Lines from the listing below that contain the string "dụng" are to be reported.
START Input
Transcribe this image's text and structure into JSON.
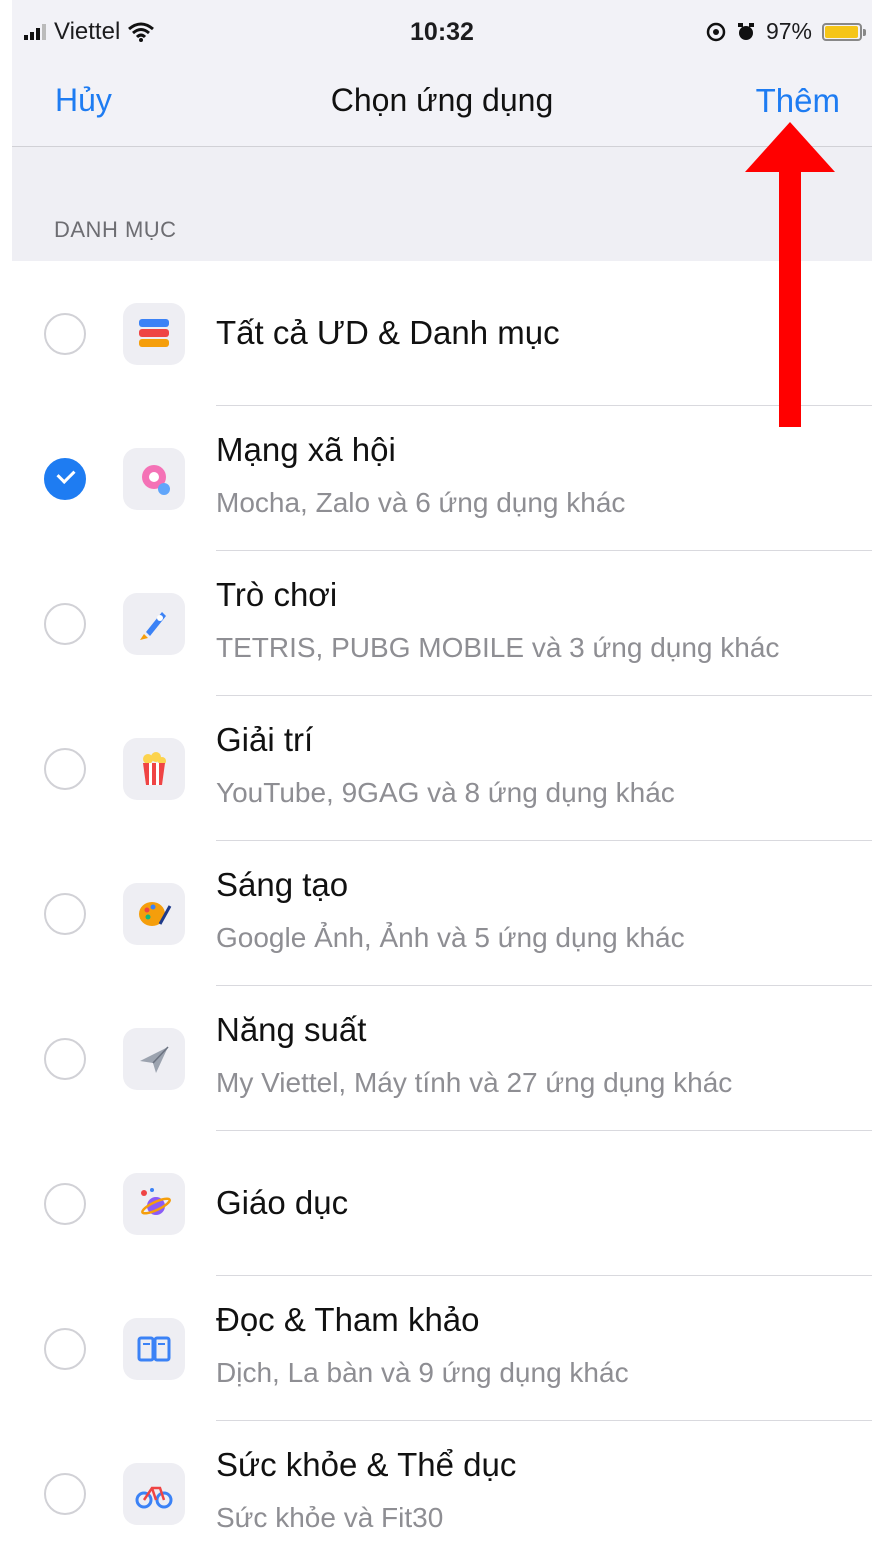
{
  "status_bar": {
    "carrier": "Viettel",
    "time": "10:32",
    "battery": "97%",
    "battery_level": 0.97
  },
  "nav": {
    "cancel": "Hủy",
    "title": "Chọn ứng dụng",
    "add": "Thêm"
  },
  "section_header": "DANH MỤC",
  "categories": [
    {
      "title": "Tất cả ƯD & Danh mục",
      "subtitle": "",
      "checked": false,
      "icon": "stack-layers-icon"
    },
    {
      "title": "Mạng xã hội",
      "subtitle": "Mocha, Zalo và 6 ứng dụng khác",
      "checked": true,
      "icon": "social-chat-icon"
    },
    {
      "title": "Trò chơi",
      "subtitle": "TETRIS, PUBG MOBILE và 3 ứng dụng khác",
      "checked": false,
      "icon": "rocket-icon"
    },
    {
      "title": "Giải trí",
      "subtitle": "YouTube, 9GAG và 8 ứng dụng khác",
      "checked": false,
      "icon": "popcorn-icon"
    },
    {
      "title": "Sáng tạo",
      "subtitle": "Google Ảnh, Ảnh và 5 ứng dụng khác",
      "checked": false,
      "icon": "palette-icon"
    },
    {
      "title": "Năng suất",
      "subtitle": "My Viettel, Máy tính và 27 ứng dụng khác",
      "checked": false,
      "icon": "paper-plane-icon"
    },
    {
      "title": "Giáo dục",
      "subtitle": "",
      "checked": false,
      "icon": "planet-icon"
    },
    {
      "title": "Đọc & Tham khảo",
      "subtitle": "Dịch, La bàn và 9 ứng dụng khác",
      "checked": false,
      "icon": "book-icon"
    },
    {
      "title": "Sức khỏe & Thể dục",
      "subtitle": "Sức khỏe và Fit30",
      "checked": false,
      "icon": "bicycle-icon"
    }
  ],
  "colors": {
    "accent": "#1e7cf2",
    "annotation_arrow": "#ff0000"
  }
}
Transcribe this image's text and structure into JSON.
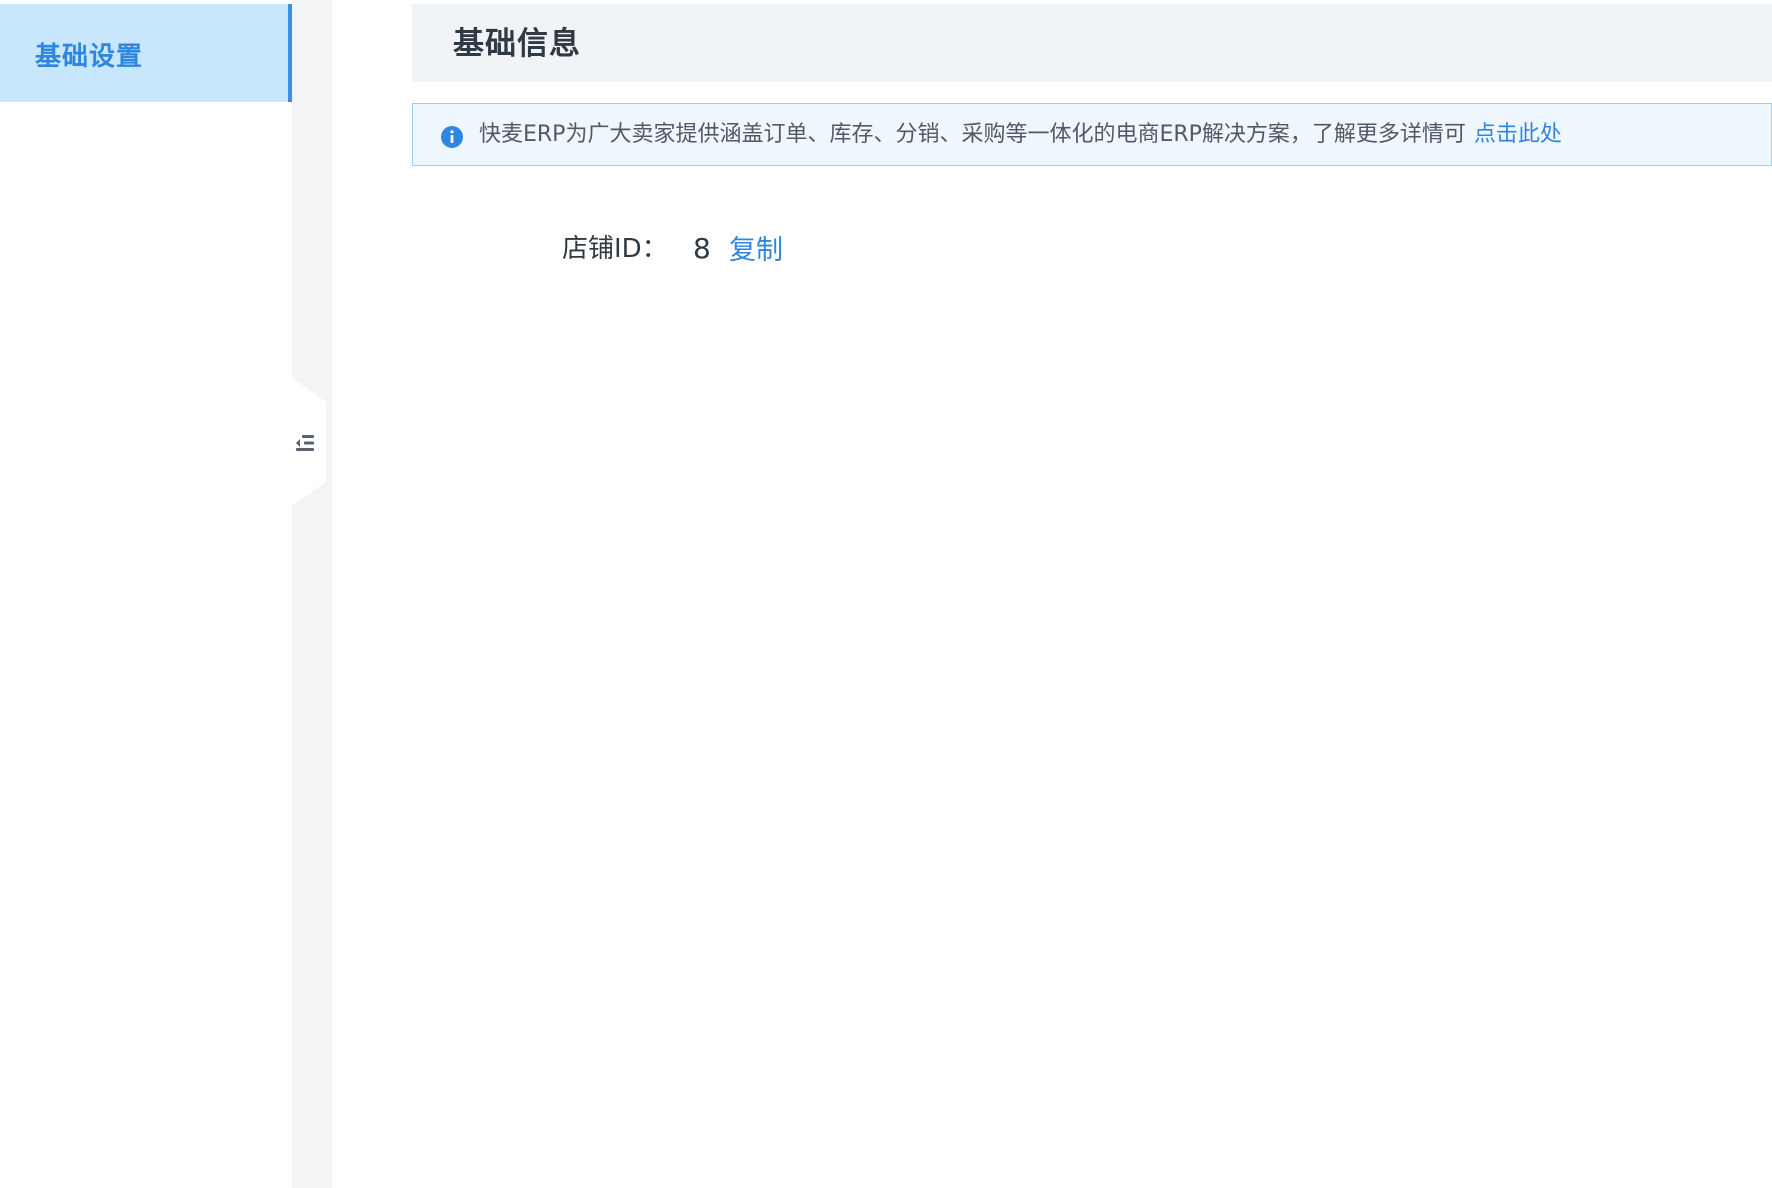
{
  "sidebar": {
    "items": [
      {
        "label": "基础设置",
        "active": true
      }
    ]
  },
  "main": {
    "section_title": "基础信息",
    "info_bar": {
      "text": "快麦ERP为广大卖家提供涵盖订单、库存、分销、采购等一体化的电商ERP解决方案，了解更多详情可",
      "link_label": "点击此处"
    },
    "store_id": {
      "label": "店铺ID：",
      "value": "8",
      "copy_label": "复制"
    }
  },
  "colors": {
    "accent": "#2f86e0",
    "sidebar_active_bg": "#c9e7fc",
    "header_bg": "#f1f4f7",
    "info_bg": "#eef7fe",
    "info_border": "#9ccdf6",
    "text_dark": "#303a45"
  },
  "icons": {
    "info": "info-icon",
    "collapse": "collapse-menu-icon"
  }
}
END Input
(Answer space)
    "title": "Chọn ứng dụng",
      "subtitle": "Mocha, Zalo và 6 ứng dụng khác",
      "subtitle": "TETRIS, PUBG MOBILE và 3 ứng dụng khác",
      "subtitle": "YouTube, 9GAG và 8 ứng dụng khác",
      "subtitle": "Google Ảnh, Ảnh và 5 ứng dụng khác",
      "subtitle": "My Viettel, Máy tính và 27 ứng dụng khác",
      "subtitle": "Dịch, La bàn và 9 ứng dụng khác",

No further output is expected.